  7. ^ a b c Berger, D. H.; et al. (2006). "First Results from the CHARA Array. IV. The Interferometric Radii of Low-Mass Stars". The Astrophysical Journal. 644 (1): 475–483. Bibcode:2006ApJ...644..475B. arXiv:astro-ph/0602105Freely accessible. doi:10.1086/503318. 
  8. ^ a b Howard, Andrew W.; et al. (October 2014), "The NASA-UC-UH ETA-Earth Program. IV. A Low-mass Planet Orbiting an M Dwarf 3.6 PC from Earth", The Astrophysical Journal, 794 (1): 9, Bibcode:2014ApJ...794...51H, arXiv:1408.5645Freely accessible, doi:10.1088/0004-637X/794/1/51, 51. 
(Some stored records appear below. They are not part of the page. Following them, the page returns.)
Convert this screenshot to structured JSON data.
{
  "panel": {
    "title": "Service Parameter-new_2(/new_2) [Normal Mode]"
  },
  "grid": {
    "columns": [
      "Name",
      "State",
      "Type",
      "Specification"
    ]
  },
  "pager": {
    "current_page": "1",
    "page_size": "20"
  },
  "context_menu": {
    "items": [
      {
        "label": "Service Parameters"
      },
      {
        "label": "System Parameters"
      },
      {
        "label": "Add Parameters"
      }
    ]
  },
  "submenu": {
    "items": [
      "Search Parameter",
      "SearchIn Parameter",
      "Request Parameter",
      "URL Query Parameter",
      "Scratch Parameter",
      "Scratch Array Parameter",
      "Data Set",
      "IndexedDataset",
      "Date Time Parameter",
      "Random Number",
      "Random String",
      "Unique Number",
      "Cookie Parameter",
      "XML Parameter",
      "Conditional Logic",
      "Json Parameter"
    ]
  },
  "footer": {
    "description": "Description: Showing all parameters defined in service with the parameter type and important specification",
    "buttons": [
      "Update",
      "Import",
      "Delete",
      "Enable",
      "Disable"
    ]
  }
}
  9. ^ a b c d Cantrell, Justin R.; et al. (October 2013), "The Solar Neighborhood XXIX: The Habitable Real Estate of Our Nearest Stellar Neighbors", The Astronomical Journal, 146 (4): 99, Bibcode:2013AJ....146...99C, arXiv:1307.7038Freely accessible, doi:10.1088/0004-6256/146/4/99. 
  10. ^ "V* GX And -- Flare Star", SIMBAD Astronomical Database, Centre de Données astronomiques de Strasbourg, retrieved 2016-02-09. 
  11. ^ Groombridge, Stephen (1838), Airy, George Biddell, ed., A Catalogue of Circumpolar Stars, J. Murray, p. 2. 
  12. ^ Petit, M. (October 1990), "Catalogue des étoiles variables ou suspectes dans le voisinage du Soleil", Astronomy and Astrophysics Supplement (in French), 85 (2): 971, Bibcode:1990A&AS...85..971P. 
  13. ^ a b Bailer-Jones, C. A. L. (March 2015). "Close encounters of the stellar kind". Astronomy & Astrophysics. 575: 13. Bibcode:2015A&A...575A..35B. arXiv:1412.3648Freely accessible. doi:10.1051/0004-6361/201425221. A35. 
  14. ^ Howard, Andrew; et al. (2014), "The NASA-UC-UH Eta-Earth Program: IV. A Low-mass Planet Orbiting an M Dwarf 3.6 PC from Earth", Astrophysics Earth and Planetary Astrophysics, 794: 51, Bibcode:2014ApJ...794...51H, arXiv:1408.5645Freely accessible, doi:10.1088/0004-637X/794/1/51. 
  15. ^ Trifonov T. et al. First results from CARMENES visual-channel radial-velocity measurements, 2017

External links[edit]